TASK INSTRUCTIONS:
Every line holding the string "expression" should be copied from the listing.

RECORD SET:
*** Block opens ***

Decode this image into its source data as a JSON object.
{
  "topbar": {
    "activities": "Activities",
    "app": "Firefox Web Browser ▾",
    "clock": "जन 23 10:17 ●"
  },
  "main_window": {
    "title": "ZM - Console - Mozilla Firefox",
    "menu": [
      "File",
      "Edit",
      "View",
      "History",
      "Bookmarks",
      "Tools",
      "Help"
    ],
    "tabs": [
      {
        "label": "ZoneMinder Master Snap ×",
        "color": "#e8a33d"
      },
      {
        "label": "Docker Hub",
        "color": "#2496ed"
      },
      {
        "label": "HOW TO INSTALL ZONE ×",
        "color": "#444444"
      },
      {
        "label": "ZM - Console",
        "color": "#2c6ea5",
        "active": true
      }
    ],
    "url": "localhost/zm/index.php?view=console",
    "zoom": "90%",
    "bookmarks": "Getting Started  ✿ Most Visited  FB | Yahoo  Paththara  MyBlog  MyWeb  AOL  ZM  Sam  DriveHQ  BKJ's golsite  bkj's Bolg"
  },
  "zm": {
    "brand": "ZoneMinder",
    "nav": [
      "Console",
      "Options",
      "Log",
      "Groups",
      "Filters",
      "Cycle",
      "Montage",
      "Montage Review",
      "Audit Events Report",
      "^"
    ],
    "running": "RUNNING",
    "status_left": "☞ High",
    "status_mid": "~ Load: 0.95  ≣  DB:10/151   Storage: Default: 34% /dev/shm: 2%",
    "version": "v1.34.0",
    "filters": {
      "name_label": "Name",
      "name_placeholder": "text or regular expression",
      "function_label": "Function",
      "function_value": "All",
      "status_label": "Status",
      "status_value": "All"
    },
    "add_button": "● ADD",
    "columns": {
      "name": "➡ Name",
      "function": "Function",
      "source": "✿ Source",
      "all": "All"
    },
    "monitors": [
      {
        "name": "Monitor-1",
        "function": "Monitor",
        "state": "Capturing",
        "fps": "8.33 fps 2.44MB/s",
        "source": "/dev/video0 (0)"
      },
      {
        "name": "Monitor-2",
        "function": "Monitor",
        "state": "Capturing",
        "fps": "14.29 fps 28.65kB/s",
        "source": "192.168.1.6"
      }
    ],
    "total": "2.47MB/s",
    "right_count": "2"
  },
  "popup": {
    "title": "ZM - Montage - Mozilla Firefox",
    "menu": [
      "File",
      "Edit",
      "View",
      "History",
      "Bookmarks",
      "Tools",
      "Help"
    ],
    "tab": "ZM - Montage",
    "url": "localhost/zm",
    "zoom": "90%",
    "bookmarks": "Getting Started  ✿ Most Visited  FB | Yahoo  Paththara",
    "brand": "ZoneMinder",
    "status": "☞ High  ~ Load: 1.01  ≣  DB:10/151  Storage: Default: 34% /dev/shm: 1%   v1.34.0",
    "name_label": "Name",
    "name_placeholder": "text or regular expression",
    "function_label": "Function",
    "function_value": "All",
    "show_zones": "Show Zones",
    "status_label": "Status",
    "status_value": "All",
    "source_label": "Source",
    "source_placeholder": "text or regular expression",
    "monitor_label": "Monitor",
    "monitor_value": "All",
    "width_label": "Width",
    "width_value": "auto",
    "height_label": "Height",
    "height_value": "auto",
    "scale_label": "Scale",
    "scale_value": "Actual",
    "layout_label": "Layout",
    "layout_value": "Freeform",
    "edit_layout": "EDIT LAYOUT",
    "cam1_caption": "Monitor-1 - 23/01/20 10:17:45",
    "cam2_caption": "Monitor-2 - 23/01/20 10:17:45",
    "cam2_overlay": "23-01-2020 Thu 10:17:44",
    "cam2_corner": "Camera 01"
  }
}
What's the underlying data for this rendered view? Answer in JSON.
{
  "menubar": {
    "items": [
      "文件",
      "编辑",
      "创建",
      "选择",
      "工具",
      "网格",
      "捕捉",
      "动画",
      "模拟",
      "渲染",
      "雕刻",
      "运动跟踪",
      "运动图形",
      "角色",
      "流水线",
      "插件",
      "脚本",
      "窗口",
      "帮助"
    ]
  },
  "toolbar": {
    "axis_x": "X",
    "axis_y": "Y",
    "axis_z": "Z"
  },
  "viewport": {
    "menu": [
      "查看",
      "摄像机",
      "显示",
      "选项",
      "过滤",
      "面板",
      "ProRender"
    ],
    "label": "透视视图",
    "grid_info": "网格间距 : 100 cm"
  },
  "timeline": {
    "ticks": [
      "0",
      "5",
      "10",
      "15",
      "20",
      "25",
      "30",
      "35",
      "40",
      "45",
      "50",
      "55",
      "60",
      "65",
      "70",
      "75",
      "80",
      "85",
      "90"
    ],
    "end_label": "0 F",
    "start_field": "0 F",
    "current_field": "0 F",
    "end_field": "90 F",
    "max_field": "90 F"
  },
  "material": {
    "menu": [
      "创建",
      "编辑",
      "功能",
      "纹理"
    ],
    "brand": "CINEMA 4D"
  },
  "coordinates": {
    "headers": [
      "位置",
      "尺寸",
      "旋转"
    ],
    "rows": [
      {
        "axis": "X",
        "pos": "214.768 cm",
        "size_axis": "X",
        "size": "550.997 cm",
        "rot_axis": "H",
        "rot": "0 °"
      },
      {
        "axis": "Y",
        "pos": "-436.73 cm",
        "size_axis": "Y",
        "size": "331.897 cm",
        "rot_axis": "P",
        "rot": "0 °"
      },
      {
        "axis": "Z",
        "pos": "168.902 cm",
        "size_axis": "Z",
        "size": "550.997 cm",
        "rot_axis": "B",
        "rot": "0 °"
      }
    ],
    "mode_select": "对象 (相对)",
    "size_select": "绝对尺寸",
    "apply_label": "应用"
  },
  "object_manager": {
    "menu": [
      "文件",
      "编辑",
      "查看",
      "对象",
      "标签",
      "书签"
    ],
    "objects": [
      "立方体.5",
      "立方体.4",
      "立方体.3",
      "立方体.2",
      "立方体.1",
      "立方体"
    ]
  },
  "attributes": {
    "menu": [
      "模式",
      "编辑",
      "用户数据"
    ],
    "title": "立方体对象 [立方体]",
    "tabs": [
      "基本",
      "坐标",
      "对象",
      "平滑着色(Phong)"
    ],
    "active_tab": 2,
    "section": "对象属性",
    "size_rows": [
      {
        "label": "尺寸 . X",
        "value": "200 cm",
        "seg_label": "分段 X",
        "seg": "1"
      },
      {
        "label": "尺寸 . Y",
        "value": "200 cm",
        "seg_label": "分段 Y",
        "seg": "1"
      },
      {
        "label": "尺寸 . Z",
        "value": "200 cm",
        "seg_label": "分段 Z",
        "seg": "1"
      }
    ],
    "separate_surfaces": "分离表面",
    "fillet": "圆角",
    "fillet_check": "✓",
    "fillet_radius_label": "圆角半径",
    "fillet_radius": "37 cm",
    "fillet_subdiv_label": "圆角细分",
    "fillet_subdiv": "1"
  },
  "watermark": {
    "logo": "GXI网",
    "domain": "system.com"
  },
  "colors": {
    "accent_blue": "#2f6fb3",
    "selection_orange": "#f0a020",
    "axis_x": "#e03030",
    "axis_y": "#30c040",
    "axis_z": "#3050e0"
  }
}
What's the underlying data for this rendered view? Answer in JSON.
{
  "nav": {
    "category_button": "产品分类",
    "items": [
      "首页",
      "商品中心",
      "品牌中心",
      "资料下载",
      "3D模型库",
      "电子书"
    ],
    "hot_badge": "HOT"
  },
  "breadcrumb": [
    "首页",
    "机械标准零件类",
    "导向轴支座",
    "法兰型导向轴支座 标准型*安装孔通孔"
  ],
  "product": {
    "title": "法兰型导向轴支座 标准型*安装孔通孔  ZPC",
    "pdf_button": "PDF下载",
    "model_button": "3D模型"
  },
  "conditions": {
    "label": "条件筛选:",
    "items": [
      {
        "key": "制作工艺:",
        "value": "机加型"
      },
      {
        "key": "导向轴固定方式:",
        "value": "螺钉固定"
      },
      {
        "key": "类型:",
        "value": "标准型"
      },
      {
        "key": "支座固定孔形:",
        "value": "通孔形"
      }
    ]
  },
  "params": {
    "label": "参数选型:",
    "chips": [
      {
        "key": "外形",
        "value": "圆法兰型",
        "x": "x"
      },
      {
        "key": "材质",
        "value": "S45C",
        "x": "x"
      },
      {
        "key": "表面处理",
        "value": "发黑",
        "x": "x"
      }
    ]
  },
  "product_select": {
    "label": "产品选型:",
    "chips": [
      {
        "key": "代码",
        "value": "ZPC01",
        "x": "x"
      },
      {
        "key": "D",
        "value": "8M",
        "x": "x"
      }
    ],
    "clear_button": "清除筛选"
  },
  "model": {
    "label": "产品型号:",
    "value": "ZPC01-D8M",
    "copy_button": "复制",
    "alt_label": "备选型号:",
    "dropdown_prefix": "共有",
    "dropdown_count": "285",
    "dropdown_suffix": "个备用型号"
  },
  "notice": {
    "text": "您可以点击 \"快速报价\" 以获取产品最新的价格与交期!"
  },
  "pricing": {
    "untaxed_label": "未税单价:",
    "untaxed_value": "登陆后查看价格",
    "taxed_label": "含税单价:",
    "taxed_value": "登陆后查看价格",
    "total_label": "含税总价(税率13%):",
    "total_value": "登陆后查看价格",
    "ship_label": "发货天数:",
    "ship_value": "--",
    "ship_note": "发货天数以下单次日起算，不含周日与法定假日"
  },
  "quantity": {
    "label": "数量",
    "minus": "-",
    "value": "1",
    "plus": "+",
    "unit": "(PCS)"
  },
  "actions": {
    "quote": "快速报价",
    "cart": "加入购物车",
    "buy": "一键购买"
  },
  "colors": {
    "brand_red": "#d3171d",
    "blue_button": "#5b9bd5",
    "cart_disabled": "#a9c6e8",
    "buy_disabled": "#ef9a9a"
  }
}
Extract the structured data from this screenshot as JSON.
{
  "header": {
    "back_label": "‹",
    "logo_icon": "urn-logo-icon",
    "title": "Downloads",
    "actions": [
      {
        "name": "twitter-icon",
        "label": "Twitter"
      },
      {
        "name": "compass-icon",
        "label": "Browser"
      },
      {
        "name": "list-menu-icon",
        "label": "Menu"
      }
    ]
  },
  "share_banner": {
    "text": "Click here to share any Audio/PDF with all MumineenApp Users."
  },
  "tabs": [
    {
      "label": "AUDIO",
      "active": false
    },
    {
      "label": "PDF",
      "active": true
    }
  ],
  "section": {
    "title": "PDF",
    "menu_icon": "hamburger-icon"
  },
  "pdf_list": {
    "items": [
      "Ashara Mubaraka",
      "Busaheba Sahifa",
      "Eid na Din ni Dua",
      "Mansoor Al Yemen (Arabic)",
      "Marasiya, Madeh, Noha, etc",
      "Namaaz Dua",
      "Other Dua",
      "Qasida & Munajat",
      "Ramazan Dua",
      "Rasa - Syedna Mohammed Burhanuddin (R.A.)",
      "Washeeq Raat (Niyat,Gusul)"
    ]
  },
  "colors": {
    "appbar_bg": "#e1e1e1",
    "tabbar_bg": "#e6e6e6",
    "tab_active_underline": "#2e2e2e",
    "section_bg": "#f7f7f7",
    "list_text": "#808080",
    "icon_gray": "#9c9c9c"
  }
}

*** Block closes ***

ANSWER SPACE:
      "name_placeholder": "text or regular expression",
    "name_placeholder": "text or regular expression",
    "source_placeholder": "text or regular expression",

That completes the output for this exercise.